----- Material to process -----

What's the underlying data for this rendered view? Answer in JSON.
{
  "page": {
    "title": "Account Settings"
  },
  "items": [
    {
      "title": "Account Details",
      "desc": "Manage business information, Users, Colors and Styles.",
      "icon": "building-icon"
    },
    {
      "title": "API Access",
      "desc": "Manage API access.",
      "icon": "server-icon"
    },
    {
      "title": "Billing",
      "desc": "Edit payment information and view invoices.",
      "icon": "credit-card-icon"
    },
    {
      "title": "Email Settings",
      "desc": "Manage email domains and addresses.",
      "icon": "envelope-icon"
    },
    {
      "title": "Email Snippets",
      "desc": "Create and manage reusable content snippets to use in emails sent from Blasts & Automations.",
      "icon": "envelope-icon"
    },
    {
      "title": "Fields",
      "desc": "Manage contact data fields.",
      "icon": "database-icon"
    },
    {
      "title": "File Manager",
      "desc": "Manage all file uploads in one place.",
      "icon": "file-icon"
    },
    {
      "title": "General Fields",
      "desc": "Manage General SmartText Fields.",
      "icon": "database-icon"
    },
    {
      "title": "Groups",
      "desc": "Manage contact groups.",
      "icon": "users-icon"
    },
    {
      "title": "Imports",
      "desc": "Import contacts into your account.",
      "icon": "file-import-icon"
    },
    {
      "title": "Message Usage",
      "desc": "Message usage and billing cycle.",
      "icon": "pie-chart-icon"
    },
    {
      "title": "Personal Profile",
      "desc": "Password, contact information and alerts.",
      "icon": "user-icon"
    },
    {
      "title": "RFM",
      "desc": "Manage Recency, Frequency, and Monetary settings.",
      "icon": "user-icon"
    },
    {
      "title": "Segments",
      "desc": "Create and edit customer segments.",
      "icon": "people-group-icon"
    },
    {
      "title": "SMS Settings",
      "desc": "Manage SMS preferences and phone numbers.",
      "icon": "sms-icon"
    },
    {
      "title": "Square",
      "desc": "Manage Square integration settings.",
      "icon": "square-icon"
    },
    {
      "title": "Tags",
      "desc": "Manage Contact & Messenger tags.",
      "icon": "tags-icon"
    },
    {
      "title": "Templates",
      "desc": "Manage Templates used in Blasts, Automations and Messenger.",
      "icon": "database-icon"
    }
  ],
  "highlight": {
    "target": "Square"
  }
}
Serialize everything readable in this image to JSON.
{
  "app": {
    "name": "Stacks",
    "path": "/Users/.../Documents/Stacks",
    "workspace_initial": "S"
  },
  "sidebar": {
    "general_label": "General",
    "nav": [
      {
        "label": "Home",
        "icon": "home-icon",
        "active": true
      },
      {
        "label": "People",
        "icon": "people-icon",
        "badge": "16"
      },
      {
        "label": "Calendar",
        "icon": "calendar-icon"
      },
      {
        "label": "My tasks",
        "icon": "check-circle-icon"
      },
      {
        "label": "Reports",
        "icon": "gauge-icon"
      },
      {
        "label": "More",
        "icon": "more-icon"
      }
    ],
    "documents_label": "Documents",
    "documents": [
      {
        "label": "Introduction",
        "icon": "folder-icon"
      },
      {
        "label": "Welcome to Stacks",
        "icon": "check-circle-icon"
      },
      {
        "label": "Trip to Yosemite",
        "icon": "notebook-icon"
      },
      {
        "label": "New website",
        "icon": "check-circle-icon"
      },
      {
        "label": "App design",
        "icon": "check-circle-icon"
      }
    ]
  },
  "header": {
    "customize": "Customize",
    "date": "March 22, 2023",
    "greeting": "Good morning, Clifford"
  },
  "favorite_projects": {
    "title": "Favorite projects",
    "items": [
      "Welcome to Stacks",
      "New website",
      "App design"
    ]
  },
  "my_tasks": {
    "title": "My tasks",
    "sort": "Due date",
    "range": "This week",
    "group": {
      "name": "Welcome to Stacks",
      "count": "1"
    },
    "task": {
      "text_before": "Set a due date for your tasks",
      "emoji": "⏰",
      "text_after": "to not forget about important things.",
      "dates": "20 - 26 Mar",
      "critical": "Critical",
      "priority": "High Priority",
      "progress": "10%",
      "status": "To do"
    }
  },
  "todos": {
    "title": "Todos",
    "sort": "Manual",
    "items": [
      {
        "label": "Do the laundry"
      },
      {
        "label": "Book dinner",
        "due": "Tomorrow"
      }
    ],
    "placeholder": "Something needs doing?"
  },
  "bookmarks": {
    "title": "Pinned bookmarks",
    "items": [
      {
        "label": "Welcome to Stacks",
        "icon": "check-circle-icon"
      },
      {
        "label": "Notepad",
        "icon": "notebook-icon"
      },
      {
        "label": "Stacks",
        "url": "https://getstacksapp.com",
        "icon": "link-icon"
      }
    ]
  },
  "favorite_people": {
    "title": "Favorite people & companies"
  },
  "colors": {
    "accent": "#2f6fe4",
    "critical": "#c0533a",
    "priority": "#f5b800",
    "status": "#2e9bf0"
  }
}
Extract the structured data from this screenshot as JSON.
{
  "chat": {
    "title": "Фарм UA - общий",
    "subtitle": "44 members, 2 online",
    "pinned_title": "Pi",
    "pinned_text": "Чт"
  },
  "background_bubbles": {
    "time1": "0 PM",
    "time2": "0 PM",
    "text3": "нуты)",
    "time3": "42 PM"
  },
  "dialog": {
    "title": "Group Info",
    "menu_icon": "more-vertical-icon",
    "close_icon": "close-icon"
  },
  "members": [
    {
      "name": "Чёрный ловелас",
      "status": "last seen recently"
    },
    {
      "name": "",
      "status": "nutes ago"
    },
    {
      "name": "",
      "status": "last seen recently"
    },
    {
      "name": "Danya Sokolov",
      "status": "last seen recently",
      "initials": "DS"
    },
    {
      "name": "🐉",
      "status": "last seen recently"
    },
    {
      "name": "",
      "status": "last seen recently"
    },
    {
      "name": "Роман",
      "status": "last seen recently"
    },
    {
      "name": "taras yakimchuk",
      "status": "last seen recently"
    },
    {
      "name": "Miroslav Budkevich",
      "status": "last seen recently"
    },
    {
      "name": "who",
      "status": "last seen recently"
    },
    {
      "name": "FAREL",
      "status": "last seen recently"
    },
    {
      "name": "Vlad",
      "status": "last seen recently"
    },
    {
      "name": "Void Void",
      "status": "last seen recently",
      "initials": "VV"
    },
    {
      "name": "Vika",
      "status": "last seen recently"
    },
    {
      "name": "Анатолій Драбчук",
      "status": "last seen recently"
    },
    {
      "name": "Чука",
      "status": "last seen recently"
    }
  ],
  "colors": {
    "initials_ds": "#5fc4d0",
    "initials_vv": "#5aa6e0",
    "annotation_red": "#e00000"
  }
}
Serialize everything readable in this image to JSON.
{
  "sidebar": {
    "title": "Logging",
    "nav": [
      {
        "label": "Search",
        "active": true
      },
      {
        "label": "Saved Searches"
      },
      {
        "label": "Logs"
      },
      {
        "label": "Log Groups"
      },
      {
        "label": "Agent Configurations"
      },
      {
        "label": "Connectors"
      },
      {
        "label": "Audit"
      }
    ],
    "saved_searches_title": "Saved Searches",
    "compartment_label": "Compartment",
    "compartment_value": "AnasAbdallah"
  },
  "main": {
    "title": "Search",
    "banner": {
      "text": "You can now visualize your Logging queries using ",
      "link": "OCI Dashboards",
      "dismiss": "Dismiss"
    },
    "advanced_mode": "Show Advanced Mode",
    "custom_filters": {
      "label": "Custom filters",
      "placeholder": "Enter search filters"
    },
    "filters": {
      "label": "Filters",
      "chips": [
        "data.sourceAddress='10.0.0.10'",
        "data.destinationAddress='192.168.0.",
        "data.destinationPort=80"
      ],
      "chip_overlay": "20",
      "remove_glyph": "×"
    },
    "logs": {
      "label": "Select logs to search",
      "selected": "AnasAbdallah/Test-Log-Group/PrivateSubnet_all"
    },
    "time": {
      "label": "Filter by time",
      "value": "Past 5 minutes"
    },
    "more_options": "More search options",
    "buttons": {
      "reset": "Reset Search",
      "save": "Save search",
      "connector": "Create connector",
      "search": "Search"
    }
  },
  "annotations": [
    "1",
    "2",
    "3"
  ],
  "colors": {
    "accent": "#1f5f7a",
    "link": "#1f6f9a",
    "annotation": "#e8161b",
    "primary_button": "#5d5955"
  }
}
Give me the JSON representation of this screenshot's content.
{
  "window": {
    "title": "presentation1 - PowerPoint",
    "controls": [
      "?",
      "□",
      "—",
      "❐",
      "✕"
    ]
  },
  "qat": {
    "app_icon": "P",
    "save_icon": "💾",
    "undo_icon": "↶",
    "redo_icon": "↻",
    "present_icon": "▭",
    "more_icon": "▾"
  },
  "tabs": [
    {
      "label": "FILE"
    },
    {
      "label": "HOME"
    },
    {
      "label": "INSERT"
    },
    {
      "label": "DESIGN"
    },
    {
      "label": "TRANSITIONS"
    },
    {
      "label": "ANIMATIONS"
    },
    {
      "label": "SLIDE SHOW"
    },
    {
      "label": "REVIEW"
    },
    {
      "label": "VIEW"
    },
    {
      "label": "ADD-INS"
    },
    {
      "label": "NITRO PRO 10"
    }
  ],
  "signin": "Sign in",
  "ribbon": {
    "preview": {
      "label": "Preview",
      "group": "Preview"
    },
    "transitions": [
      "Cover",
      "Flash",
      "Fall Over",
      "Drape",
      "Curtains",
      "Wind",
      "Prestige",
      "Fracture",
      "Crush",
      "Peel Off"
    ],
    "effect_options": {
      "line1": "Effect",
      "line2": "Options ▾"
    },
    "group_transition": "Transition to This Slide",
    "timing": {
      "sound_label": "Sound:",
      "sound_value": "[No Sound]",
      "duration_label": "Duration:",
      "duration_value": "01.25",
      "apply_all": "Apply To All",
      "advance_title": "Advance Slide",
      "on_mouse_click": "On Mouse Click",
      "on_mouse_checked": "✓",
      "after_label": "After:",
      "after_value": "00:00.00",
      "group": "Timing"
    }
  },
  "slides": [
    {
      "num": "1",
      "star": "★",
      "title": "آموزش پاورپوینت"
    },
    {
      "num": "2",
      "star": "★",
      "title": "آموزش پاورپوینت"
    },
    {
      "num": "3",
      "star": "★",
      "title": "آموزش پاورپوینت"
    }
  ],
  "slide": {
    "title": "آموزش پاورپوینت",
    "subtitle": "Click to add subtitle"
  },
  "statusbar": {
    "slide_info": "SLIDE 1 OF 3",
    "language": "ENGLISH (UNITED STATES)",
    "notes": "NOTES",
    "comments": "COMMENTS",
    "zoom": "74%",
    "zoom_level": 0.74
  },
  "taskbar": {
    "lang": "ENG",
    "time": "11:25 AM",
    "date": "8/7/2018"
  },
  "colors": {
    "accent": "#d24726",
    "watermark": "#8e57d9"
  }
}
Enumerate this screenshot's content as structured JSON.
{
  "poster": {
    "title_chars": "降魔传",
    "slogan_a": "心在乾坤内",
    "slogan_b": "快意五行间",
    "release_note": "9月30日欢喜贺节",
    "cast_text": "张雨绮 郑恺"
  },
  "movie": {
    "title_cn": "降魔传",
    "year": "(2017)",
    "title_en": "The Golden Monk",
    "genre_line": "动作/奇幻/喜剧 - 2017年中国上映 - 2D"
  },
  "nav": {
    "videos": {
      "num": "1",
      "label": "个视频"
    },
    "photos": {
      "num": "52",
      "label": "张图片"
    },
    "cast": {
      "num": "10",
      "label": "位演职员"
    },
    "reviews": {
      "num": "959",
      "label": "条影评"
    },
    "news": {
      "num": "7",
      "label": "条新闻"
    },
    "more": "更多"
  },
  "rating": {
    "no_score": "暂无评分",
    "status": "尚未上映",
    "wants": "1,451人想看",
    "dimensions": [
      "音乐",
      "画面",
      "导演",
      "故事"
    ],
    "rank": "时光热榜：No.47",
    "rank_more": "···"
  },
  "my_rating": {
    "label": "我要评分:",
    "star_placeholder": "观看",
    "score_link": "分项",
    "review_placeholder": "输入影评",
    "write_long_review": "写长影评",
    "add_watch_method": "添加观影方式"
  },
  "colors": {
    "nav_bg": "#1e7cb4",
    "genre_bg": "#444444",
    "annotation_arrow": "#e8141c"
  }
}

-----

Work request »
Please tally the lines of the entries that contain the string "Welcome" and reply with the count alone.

Result for this exercise »
4